In his Summer 1983 interview with Mona Simpson and Lewis Buzbee in the Paris Review, Carver said of this publication that "Charles Bukowski had a poem in the same issue, and I was pleased to be in the same magazine with him. He was a kind of hero to me then."

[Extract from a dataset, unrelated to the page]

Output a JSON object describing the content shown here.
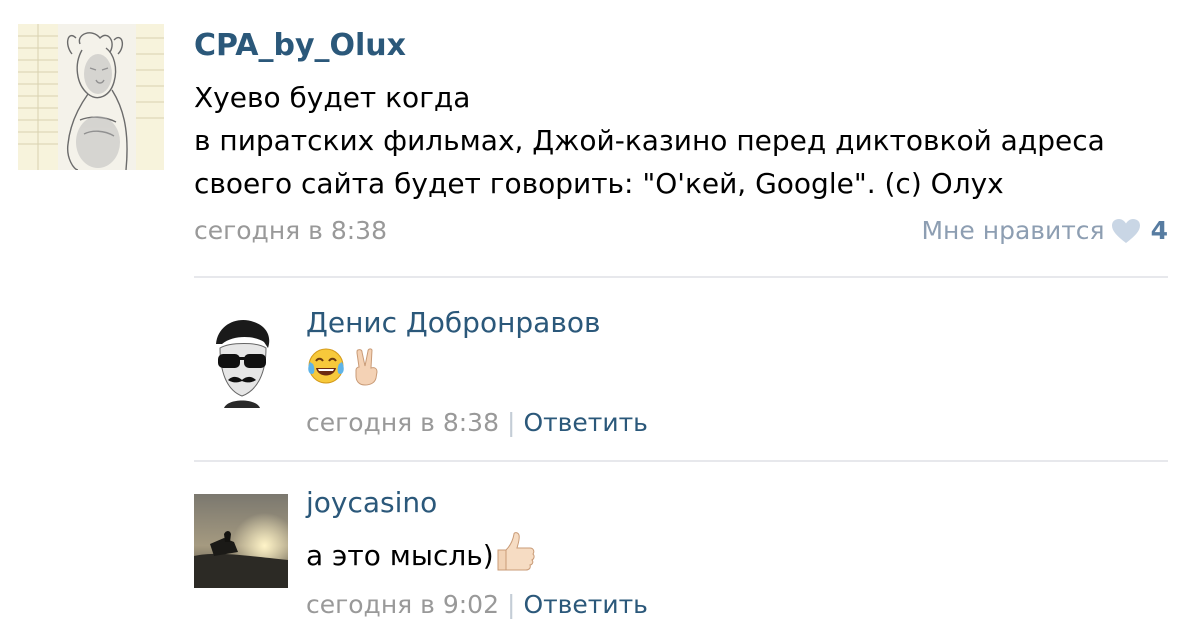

It's fascinating to see them under the same covers in the same magazine this early, because Carver and Bukowski would take different paths in their literary careers. While Bukowski would repeatedly celebrate his outsider status and publish mainly for little mags and small presses, Carver would struggle to put himself through school at Chico State and would go on to spend considerable time as a teacher and lecturer. Carver's early work did appear in the small press scene, notably his excellent second book, Winter Insomnia, which was published by George Hitchcock at the legendary Kayak Press. Beginning in the mid 70's, though, the bulk of Carver's work would be published by large, mainstream presses.
Carver would eventually meet his hero a decade later, when he invited him to give a reading at UCSC in 1972. The reading and the following party turned into a drunken shamble, documented on pages 208-9 in Sklenicka, which quotes Mort Marcus' account of the party. - "Bukowski, drinking everything in sight, muttered, bragged, cursed, and, getting drunker by the minute, grabbed the girls and mashed his whiskery ace against theirs, or shot his hand to the crotch of their jeans or down their blouses. . . girls screamed and ran from the house. . . more cerebral students sat back and stared straing ahead, probably stoned. . . Ray started drinking."

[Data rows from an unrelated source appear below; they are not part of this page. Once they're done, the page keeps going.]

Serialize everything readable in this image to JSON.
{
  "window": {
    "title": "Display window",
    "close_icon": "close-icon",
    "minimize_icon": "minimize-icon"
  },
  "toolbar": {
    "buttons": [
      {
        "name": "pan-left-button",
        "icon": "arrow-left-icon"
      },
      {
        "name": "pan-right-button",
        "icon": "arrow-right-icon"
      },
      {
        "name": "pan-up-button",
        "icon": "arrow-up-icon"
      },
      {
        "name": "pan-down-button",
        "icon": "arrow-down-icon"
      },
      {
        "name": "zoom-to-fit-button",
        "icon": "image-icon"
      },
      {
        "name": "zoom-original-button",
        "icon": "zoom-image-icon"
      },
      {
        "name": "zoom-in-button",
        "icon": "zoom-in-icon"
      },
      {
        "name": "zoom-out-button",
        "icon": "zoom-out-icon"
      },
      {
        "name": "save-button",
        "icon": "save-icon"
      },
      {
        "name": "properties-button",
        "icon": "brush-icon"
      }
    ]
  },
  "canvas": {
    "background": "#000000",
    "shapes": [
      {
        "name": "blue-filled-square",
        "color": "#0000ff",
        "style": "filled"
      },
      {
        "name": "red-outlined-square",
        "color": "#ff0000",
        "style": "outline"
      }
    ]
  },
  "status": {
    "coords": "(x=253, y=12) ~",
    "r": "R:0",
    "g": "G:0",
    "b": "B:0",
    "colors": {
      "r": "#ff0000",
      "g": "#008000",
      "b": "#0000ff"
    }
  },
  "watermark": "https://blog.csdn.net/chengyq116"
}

Out of that evening would come the considerably more nuanced view of Bukowski in the Carver poem "You Don't Know What Love Is (An Evening With Charles Bukowski) in which he incorporates many lines that Bukowski spoke at the party into his own poem, including phrases derisive of the college literary scene. Critics differ on whether the poem is a tribute or a satire. It's likely a bit of both, and one of the more fascinating poems I've ever read dealing with the struggle of influence.
Garner, W. L., ed. Targets 11. Sandia Park, N. M. : Targets, 1962. First edition. 8vo, 39  pp., offset printed; saddle-stapled in card wraps. Some toning to wraps, with a 1" crease to upper rear tip. SOLD.
(Posted on Spineless & Stapled. Presented here by permission of the author.)